Ground-Breaking UN Atlas Seeks To Tackle Climate Change And Biodiversity Loss
Boosting funding for efforts to slash greenhouse gas emissions from deforestation can simultaneously combat climate
change and conserve biodiversity, a pioneering atlas launched today by the United Nations Environment Programme (UNEP)
The new Carbon and Biodiversity Demonstration Atlas – believed to be the first of its kind – pinpoints areas where high
carbon and high biodiversity converge.
“At a time of scarce financial resources and economic concerns, every dollar, euro or rupee needs to deliver double,
even triple dividends,” said Achim Steiner, UNEP Executive Director
. “Intelligent investment in forests is a key example oῦ where climate benefits and ecosystem benefits can be achieved
in one transaction.
Deforestation accounts for nearly 20 per cent of deforestation, and the launch of the atlas comes as countries are
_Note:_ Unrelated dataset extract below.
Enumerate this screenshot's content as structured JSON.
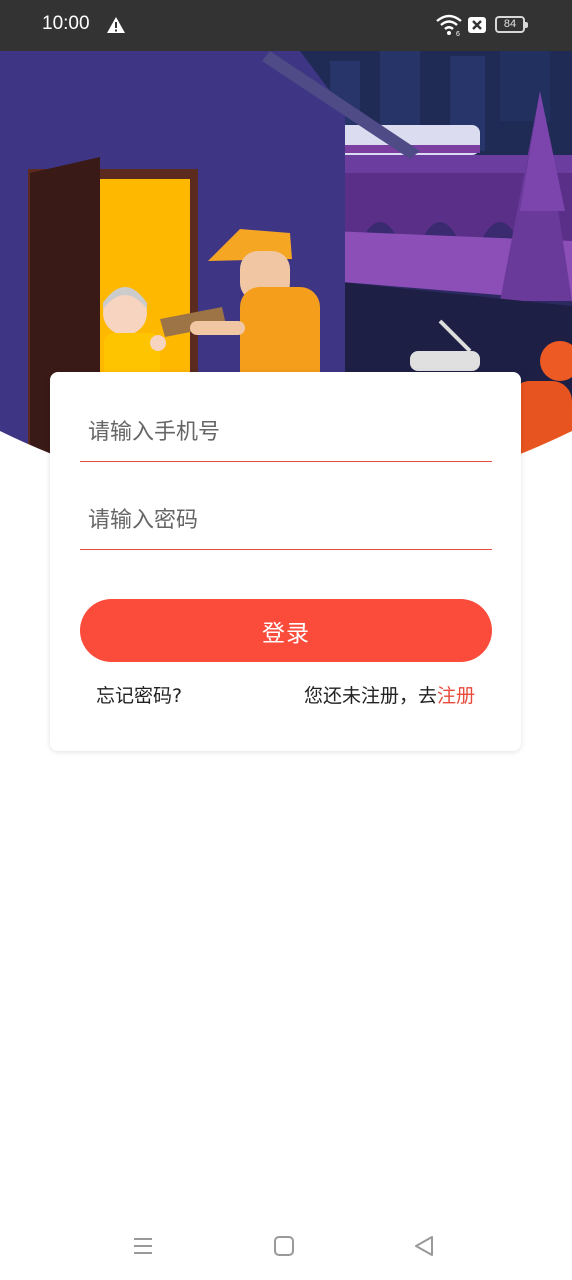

meeting in Poznan, Poland, for the latest round of UN climate change talks aimed at reaching agreement on a successor
pact to the Kyoto Protocol, whose first commitment period ends in 2012.
Participants are also seeking to further plans to fund efforts for reducing emissions from deforestation and forest
degradation, or REDD, as part of the post-Kyoto agreement.
Some 2,000 billion tons of carbon is stored in biomass above the ground and in the soil worldwide.
“Nature has spent millions of years perfecting carbon capture and storage in forests, peatlands, soils and the oceans
while evolving the biodiversity that is central to healthy and economically productive ecosystems,” Mr. Steiner said.
While human and technological efforts to capture carbon dioxide produced by power plants and factories before it enters
the atmosphere and storing it in oceans and other places play a role, “the biggest and widest returns may come from
investing in and enhancing natural carbon capture and storage systems,” he added.
This will also help sustain livelihoods and add hundreds of thousands of new ‘green’ jobs in forestry and conservation
in developing nations, the UNEP chief said.
Next year will be the year of climate change, a UN official told reporters in New York yesterday.
“The year between this meeting in Poznan and the meeting in Copenhagen is going to disproportionately on climate change
as it should be in terms of attention of governments of the world,” as well as the private sector and civil society,
said Robert Orr, Assistant Secretary-General for Policy Coordination and Strategic Planning in ῴhe Executive Office of
Economic recovery and climate change are heavily linked, he stressed at a press conference, “because you can’t really
deal with one without the other.”